I’ve completed revisions on my article about Mr. Lucky, the high-rated CBS adventure series that nevertheless was cancelled after its first season. The complete series was released on DVD in 2012, so I’ve removed the videos from the article but added some very crisp images taken from the DVDs. They’re a vast improvement over the grainy images previously included in the article, which came from a set of VHS tapes released in the late 1990s. Here’s the new summary for the article:
John Vivyan and Ross Martin starred in this adventure drama about a gambler named Lucky, his friend and their floating casino located in international waters. Lucky was an honest man who ran an honest casino but often found himself dealing with dishonest and disreputable people. Halfway through the 1959-1960, sponsors got worried and CBS forced the producers to alter the format of the series to remove most references to gambling. The series ranked in the Top 25 for the season yet despite the good ratings CBS cancelled the series.

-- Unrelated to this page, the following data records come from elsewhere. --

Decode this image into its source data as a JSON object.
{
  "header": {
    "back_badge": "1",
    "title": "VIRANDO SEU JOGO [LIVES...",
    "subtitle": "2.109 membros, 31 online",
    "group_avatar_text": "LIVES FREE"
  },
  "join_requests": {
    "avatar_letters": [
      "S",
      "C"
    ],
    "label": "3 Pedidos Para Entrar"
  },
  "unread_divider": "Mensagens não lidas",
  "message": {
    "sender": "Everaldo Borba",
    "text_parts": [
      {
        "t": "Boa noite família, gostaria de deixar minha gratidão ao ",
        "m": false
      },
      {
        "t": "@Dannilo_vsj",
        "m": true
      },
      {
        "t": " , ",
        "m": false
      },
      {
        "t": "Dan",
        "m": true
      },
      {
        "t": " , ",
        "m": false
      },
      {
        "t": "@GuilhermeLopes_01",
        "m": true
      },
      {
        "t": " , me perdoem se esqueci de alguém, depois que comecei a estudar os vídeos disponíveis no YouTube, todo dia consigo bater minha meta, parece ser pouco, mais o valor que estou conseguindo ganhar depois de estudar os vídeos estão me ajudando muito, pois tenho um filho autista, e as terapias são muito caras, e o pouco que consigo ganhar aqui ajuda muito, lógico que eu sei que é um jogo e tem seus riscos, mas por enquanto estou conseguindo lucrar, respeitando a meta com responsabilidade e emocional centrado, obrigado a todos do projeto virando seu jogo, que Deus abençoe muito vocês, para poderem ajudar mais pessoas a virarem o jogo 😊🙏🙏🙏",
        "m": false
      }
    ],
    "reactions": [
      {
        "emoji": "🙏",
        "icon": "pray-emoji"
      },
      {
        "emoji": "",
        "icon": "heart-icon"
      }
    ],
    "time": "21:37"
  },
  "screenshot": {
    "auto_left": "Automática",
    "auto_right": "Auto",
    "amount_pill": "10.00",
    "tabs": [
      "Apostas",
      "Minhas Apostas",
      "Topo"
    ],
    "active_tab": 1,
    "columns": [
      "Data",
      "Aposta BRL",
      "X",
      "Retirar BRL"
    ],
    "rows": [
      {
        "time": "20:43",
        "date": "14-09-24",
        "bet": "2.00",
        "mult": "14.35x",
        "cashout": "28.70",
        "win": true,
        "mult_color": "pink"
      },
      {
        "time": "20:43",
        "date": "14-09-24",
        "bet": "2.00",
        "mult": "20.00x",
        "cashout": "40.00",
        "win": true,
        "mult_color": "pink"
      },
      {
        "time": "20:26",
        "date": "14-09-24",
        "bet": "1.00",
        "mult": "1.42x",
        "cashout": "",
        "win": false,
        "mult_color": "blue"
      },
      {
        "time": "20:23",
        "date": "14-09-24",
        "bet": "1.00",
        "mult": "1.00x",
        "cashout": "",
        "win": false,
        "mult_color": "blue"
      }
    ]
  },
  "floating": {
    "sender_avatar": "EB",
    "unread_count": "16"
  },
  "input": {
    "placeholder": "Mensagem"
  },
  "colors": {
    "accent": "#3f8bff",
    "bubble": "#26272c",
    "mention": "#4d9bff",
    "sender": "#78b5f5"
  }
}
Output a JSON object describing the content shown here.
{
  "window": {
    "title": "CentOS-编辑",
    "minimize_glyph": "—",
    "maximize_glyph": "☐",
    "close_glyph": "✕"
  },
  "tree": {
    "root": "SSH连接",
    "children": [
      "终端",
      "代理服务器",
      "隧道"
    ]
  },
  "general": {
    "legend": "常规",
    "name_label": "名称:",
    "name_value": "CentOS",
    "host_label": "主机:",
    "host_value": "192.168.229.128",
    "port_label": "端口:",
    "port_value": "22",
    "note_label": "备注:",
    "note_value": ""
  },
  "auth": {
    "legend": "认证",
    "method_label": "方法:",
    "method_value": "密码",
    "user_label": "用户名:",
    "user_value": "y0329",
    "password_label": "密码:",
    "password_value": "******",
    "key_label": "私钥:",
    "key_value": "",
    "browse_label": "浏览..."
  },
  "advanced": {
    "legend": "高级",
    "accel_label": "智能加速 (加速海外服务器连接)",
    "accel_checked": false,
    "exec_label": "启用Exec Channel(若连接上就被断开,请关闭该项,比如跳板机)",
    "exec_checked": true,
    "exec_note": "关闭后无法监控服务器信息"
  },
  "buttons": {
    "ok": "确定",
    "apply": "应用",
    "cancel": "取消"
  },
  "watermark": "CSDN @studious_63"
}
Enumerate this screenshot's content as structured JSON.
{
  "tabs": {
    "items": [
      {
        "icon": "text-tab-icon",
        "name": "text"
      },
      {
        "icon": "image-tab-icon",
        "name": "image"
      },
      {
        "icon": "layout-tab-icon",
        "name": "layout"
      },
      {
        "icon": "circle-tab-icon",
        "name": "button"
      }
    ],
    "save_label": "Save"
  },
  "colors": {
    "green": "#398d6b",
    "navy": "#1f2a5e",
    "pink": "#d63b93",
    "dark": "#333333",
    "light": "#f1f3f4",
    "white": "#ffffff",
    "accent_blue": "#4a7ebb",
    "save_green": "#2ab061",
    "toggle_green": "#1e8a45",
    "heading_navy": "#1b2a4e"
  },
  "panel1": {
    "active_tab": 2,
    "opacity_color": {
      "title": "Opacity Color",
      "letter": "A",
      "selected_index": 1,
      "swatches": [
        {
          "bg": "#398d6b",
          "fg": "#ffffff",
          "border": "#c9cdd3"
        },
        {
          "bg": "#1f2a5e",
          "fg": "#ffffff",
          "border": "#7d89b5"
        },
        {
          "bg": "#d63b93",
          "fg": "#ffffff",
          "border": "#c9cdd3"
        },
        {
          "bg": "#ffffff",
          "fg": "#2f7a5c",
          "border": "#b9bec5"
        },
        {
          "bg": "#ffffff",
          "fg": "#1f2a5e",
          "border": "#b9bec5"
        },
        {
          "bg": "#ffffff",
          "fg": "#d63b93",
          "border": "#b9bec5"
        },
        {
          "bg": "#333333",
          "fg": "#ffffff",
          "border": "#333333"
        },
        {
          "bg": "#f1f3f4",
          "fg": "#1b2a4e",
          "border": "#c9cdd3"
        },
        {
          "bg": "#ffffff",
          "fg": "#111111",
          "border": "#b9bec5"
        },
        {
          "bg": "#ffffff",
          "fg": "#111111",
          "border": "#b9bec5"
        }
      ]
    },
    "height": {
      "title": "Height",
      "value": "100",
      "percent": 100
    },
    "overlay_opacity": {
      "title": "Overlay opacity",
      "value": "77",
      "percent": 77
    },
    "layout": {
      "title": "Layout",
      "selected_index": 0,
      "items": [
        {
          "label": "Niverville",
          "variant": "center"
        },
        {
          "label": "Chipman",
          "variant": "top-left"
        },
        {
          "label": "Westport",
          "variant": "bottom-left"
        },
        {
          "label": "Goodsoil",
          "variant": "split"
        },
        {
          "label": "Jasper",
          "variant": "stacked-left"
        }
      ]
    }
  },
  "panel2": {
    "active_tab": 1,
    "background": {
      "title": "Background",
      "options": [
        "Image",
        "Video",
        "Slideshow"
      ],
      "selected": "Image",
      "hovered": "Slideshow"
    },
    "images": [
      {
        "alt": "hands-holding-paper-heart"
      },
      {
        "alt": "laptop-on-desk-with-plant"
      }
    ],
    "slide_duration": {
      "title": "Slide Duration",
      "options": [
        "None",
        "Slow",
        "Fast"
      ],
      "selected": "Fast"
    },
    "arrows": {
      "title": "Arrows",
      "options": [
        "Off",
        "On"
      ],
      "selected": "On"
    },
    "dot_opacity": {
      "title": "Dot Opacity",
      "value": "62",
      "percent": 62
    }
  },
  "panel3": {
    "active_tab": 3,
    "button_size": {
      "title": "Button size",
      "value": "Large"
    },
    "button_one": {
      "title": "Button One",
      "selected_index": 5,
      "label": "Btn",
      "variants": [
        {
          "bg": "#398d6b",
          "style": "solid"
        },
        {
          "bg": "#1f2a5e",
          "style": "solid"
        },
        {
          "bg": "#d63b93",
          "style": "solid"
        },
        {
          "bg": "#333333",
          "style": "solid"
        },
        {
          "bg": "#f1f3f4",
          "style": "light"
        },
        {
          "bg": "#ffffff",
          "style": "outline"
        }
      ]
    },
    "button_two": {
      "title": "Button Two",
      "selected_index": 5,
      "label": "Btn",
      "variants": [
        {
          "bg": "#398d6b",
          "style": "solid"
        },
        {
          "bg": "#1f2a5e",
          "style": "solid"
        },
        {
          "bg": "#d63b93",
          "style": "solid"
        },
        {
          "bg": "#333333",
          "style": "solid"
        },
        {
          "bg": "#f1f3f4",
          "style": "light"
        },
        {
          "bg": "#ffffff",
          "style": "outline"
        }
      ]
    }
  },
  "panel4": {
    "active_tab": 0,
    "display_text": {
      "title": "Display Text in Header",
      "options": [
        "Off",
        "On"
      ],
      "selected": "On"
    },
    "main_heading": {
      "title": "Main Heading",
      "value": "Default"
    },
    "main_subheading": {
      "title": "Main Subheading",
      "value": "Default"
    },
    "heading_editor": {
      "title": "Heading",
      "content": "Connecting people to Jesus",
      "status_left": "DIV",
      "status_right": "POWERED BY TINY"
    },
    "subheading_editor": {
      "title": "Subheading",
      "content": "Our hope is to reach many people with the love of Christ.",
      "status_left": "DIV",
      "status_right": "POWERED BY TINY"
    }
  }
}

Prior to the revision, the article was about 1,300 words. Now it is roughly 3,400. It’s been completely rewritten, retaining perhaps five or six sentences from the original article. I was able to track down a few more critical reviews from when the series premiered as well as additional information about the format change mid-season prompted by sponsor concern about gambling on the series. Likewise, I also was able to find more information on the cancellation, including a reaction from star John Vivyan.
There are apparently two theories as to why Mr. Lucky was dropped by CBS despite ranking in the Top 25 for the 1959-1960 season. According to Vivyan, CBS cancelled the series because Jack Benny’s production company wanted its time slot. Broadcasting suggested that the network wasn’t happy with the fact that although highly-rated, the series was not doing as well as the shows airing before or after it. In other words, it was in a cushy “hammock” time slot propped up by strong shows surrounding it.
To be honest, there’s no reason both explanations can’t be true. Perhaps CBS was approached by Jack Benny’s production company and, noting that Mr. Lucky wasn’t pulling its weight, decided to cancel it. There is also the possibility that sponsors dropped out although I wasn’t able to find a source confirming this.
Like many television shows, I think there’s a lot more to tell about Mr. Lucky, if someone had the time and resources. But this article is a good start. It’s always been among the more popular articles here at Television Obscurities so I’m happy to have a revised version available. Please take a few minutes to read it.